Understanding payments on account

Understanding payments on account

Payments on account are advance payments on your tax bill (and class 4 NICs if you are self-employed). These payments help you make contributions to your next tax bill in advance.

What does payment on account mean?

A payment on account simply means making an advance payment of a tax bill for the next tax year.

Why is HMRC asking for payment on account?

HMRC likes to smooth out the receipt of taxation income as much as possible and to prevent individuals and businesses being too in debt to the taxman. By requiring a payment on account for the next tax bill, HMRC can receive income in advance of the money being earnt helping them to manage their cashflow more easily.

How to calculate Self-assessment payments on account

Payments on account for income tax and class 4 NICs are calculated as half your previous years tax bill. Let’s look at an example to see it in action.

John Smith has a tax bill of £5,000 for 2021/22. He makes two payments on account of £1,400 each during 2021.
The total tax to pay by midnight on 31 January 2023 is £4,700. This includes:

  • the ‘balancing payment’ of £2,200 for the 2021 to 2022 tax year (£5,000 minus £2,800)
  • the first payment on account of £2,500 (half the 2021 to 2022 tax bill) towards the 2022 to 2023 tax bill
  • He will then have a second payment on account of £2,500 on 31 July 2023.

If his take bill for 2022/23 exceeds £5,000, there is a balancing payment due by 31 January 2024.

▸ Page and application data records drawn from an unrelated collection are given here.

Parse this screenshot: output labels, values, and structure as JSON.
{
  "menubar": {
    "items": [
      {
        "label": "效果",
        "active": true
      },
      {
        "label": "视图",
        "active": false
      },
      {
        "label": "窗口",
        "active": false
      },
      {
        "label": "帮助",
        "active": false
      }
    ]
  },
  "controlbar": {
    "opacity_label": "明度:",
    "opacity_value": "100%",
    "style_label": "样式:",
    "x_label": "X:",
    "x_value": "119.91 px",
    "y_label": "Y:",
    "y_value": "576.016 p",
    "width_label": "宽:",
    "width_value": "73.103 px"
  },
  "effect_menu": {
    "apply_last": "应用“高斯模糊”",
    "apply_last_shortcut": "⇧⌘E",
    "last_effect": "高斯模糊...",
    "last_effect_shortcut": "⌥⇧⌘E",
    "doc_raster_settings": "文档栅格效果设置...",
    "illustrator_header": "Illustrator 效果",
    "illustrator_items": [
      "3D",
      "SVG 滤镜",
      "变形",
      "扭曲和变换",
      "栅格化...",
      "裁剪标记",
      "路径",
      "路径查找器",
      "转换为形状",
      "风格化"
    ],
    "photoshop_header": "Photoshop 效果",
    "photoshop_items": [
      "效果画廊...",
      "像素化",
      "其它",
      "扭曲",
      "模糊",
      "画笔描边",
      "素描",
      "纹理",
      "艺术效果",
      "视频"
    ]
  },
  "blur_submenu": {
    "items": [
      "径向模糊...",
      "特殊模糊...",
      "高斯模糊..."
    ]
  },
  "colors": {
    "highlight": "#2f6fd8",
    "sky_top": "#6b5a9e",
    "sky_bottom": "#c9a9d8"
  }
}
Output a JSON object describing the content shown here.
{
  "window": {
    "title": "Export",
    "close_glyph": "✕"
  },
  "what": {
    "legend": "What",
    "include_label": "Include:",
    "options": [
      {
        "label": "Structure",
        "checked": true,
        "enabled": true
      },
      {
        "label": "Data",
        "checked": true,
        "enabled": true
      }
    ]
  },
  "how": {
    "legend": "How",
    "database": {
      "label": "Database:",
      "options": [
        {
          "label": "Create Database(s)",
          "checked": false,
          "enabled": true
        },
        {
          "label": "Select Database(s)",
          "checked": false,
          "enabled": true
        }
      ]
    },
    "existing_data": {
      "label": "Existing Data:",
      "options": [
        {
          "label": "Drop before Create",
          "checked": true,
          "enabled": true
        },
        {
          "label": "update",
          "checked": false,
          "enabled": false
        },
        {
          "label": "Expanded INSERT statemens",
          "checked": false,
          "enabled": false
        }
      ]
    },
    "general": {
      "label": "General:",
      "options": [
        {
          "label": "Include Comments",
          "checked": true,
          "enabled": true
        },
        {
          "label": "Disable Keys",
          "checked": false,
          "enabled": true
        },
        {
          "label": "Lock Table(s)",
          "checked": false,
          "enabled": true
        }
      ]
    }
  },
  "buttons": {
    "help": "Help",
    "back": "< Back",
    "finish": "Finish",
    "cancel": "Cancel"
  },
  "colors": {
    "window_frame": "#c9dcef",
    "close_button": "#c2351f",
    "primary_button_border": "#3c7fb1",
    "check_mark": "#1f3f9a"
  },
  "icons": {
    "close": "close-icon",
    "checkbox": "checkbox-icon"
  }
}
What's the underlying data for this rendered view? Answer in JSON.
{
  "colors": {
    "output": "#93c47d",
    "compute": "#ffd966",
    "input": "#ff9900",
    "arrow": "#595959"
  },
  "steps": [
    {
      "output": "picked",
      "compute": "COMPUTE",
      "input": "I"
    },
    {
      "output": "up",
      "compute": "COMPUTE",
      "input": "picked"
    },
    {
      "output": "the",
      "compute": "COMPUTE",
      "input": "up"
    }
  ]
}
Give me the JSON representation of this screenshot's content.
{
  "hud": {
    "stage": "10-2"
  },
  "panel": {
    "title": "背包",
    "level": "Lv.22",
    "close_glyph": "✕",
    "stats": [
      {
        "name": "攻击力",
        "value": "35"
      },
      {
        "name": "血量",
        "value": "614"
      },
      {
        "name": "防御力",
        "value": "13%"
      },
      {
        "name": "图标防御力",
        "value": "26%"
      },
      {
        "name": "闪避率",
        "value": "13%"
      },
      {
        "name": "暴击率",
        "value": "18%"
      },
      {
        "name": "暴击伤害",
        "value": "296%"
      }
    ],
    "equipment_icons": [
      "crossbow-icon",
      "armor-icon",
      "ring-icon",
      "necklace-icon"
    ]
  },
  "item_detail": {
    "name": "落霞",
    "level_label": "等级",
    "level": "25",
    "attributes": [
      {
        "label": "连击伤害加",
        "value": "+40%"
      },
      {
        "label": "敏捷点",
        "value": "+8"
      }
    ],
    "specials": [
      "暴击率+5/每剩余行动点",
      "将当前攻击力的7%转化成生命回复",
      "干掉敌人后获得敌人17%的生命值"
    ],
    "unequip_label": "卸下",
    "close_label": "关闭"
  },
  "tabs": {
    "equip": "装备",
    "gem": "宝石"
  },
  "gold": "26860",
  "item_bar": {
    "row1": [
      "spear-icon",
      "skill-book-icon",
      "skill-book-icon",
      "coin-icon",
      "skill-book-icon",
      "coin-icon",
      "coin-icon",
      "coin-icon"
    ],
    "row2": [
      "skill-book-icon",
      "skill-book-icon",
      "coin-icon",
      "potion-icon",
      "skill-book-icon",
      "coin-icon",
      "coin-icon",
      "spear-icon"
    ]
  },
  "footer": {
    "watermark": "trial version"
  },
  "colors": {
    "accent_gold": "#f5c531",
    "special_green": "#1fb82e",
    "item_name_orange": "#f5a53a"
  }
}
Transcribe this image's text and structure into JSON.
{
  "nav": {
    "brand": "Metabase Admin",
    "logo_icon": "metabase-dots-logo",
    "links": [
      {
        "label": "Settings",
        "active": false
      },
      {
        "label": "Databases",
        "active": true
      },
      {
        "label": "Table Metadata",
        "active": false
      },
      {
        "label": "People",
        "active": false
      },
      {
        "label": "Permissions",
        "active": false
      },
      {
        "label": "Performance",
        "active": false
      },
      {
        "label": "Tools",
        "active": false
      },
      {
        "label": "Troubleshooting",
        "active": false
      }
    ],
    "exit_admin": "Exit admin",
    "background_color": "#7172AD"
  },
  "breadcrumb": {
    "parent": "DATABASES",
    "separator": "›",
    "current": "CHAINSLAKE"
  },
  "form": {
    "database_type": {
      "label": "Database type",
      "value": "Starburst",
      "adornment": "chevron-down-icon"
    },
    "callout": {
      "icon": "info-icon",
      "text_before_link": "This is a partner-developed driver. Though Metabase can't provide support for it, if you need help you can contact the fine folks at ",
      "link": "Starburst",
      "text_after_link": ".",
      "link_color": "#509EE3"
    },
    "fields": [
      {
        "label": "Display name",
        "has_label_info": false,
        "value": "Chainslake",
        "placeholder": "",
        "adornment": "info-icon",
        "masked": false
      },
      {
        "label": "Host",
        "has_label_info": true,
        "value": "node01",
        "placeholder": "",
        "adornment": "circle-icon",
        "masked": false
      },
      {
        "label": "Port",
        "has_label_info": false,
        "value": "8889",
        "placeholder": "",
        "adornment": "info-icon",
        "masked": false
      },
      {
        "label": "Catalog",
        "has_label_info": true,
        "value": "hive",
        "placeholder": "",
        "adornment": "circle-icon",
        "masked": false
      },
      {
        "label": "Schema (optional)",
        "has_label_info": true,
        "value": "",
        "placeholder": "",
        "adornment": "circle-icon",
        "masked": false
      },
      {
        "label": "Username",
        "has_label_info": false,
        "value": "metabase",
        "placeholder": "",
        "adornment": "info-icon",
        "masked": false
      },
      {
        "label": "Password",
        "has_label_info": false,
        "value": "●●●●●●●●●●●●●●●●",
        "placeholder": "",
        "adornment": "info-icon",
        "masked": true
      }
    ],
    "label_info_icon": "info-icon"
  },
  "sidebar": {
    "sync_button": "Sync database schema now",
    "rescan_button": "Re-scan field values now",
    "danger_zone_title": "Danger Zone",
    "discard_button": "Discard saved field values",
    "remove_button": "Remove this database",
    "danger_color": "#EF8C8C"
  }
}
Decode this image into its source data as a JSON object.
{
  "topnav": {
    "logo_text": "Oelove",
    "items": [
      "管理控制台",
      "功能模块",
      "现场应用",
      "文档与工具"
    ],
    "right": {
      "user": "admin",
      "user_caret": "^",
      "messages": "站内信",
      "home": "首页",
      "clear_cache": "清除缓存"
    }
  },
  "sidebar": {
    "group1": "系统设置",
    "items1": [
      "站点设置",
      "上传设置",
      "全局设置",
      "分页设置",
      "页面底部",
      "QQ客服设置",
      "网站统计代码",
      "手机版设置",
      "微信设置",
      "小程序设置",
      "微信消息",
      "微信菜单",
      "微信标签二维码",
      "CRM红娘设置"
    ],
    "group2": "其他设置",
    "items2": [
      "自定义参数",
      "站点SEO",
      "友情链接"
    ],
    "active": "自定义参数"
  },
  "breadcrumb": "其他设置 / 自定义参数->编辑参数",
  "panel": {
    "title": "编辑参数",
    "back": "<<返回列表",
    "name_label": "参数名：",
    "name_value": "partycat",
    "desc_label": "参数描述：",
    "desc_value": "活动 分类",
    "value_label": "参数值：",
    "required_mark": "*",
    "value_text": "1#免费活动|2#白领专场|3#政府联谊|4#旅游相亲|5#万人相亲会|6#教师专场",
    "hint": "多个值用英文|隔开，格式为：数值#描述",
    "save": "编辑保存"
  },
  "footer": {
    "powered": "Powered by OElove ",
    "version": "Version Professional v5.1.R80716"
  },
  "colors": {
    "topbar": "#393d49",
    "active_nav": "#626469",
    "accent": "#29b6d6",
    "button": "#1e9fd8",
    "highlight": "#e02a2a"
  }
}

Why is my self-assessment tax bill larger than I expected?

When you submit your first self-assessment as a self-employed person, you might be shocked at the level of your tax bill. This is because HMRC will ask for payment on account for the following year at the same time as you make payment for the current year (see the calculation below). This will increase your tax bill by 50% of your first year’s bill.

How do I reduce payments on account?

If you believe that your tax bill next year will be lower than your current year tax bill, you can elect to reduce your payments on account by logging into your self-assessment online account and selecting ‘Reduce payments on account’ option. However, be aware that should underpay your tax bill because you reduced your payments on account, you will be charged interest on the amount underpaid.

Where do I show payments on account on my tax return?

Payments on account are automatically deducted from your tax bill when you complete your tax return so there is no need to add the figures onto your return manually.

What happens if I’m late making my payment?

HMRC will penalise you if you are late with payments as follows:

  • 5% of tax unpaid after 30 days
  • Additional 5% of tax unpaid after 6 months
  • Additional 5% of tax unpaid after 12 months

You can estimate your penalties and interest for late payments online.

Do you make payments on account for Corporation Tax?

HMRC requires large companies to make advanced payments towards their Corporation Tax bill on a quarterly basis. Companies making profits between £1.5m and £20m must estimate their corporation tax during month seven of their accounting period and make their first payment on account. A further payment on account is due 3 months later.

A company with accounting period 1 January 2023 to 31 December 2023 would make payments as follows:

1st payment – 14 July 2023
2nd payment – 14 October 2023
3rd payment – 14 January 2024
Last payment – 14 April 2024

If your profits exceed £20m, the payment dates are the 14th day of months 3, 6, 9 and 12 of the accounting period. There are some exceptions to this rule, available on the Gov.uk website.

If your company makes less than £1.5m in annual profit, your corporation tax bill is due in full 9 months and 1 day after your accounting period end.

What about payments on account for VAT?

VAT payments on account (VPOA) are required if you owe more than £2.3m in VAT in any period of 12 months or less. Working out payment amounts and due dates is quite complex so it’s worth talking to an accountant if you believe your company is likely to exceed the £2.3m threshold.

Need help with your payments on account?

Payments on account can be a little tricky to work out, especially when you are newly in business or if your company doesn’t meet the standard criteria for Corporation Tax or VAT payments on account. Adams Accountancy can review your situation and advise you on all aspects of your tax payments on account so you avoid errors and costly penalties. Chat to us on 01322 250001 today.